# Exercise prompt
The answer should consist of each line from the data below that includes "Assistant".

Content starts

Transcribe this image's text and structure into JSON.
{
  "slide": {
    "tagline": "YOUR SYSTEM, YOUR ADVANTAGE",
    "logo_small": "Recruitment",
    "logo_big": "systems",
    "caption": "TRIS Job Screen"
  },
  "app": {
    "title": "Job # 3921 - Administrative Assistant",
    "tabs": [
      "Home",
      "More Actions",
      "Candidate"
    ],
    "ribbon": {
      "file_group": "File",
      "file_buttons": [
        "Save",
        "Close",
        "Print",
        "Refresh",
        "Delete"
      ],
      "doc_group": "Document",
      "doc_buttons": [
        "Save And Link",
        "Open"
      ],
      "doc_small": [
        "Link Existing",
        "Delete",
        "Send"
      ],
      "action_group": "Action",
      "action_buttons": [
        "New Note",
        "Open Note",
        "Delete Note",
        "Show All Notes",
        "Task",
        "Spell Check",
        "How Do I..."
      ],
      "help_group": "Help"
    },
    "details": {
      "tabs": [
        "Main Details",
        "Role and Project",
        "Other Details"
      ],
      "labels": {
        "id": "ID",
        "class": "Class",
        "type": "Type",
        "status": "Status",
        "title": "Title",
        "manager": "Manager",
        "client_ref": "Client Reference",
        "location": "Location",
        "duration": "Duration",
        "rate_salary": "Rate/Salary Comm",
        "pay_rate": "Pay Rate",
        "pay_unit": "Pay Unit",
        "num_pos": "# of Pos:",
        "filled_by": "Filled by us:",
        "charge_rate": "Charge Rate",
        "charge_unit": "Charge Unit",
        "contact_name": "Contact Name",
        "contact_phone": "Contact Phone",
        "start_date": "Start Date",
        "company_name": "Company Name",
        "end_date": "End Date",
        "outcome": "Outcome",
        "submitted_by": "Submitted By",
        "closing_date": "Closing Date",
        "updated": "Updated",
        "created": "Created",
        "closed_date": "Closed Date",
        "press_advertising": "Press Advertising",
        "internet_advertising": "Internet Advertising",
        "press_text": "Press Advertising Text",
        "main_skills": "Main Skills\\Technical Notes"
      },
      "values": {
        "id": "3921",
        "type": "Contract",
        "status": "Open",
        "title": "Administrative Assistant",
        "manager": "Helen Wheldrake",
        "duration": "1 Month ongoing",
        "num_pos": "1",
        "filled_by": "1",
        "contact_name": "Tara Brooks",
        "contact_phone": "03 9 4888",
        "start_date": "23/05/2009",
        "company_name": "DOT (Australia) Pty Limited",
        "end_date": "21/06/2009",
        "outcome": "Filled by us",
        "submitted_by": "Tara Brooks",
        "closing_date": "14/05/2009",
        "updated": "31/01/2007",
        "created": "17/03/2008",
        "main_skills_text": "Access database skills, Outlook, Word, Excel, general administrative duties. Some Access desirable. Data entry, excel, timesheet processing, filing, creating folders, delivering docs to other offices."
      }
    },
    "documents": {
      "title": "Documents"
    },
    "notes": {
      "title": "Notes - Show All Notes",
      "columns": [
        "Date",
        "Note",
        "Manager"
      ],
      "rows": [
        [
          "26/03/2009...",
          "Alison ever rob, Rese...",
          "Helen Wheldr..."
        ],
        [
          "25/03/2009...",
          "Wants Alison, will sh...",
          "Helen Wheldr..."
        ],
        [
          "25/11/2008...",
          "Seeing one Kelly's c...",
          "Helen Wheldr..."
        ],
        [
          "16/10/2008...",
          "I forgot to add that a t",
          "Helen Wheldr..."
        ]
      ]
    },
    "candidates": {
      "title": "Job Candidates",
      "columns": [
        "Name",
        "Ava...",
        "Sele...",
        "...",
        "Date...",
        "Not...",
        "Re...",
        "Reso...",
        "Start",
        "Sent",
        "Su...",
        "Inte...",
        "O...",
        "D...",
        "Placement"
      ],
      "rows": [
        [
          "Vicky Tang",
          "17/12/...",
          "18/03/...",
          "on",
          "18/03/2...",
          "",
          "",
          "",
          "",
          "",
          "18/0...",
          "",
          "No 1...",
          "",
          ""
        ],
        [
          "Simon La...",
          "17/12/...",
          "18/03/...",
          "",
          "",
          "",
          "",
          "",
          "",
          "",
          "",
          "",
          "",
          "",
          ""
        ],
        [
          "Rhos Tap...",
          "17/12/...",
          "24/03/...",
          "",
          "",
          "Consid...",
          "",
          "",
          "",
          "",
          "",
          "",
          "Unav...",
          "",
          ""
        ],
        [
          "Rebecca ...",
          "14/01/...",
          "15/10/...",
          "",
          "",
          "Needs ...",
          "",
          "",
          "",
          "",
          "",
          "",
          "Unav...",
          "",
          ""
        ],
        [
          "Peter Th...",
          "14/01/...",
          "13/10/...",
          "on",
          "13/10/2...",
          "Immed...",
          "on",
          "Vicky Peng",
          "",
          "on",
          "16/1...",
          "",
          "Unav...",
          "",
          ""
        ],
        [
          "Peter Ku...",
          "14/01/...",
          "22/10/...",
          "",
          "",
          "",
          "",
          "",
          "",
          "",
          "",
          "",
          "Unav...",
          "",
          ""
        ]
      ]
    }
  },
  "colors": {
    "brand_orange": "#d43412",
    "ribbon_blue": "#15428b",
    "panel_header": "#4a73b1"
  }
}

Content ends
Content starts

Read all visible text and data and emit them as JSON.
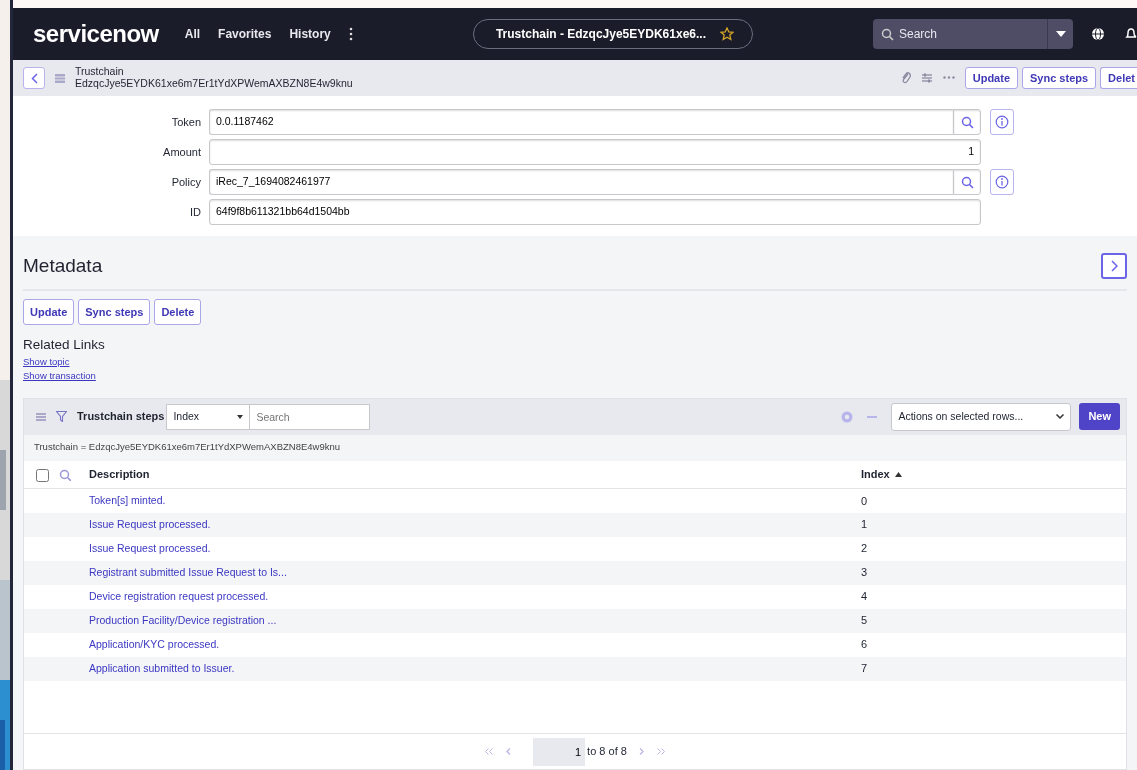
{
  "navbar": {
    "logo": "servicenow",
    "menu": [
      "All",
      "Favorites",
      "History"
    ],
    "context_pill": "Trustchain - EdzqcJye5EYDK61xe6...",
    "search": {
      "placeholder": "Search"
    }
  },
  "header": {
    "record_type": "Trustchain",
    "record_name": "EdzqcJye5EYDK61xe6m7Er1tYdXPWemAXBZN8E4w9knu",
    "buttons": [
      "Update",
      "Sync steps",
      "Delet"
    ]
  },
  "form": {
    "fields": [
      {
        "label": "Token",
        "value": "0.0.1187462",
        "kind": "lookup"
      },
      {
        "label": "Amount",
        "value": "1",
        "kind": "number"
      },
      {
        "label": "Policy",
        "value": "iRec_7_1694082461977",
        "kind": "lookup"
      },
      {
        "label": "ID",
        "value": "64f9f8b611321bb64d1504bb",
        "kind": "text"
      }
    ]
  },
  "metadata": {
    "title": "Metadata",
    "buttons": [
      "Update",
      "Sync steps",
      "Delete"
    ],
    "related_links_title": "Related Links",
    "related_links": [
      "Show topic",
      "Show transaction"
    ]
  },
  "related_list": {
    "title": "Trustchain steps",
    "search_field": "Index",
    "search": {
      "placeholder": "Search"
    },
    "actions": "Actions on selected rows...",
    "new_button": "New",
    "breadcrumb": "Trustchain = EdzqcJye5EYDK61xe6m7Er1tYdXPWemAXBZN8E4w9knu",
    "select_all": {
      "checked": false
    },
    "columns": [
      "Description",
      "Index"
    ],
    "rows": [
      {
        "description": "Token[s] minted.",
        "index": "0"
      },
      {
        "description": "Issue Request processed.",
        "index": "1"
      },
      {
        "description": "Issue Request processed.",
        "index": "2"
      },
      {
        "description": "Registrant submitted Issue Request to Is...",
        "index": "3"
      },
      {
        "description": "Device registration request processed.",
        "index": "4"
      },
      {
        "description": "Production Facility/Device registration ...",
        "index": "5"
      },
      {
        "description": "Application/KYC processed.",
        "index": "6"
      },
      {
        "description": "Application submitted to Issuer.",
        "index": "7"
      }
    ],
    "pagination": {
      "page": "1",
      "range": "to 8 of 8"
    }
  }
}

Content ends

# Answer to this task
    "title": "Job # 3921 - Administrative Assistant",
        "title": "Administrative Assistant",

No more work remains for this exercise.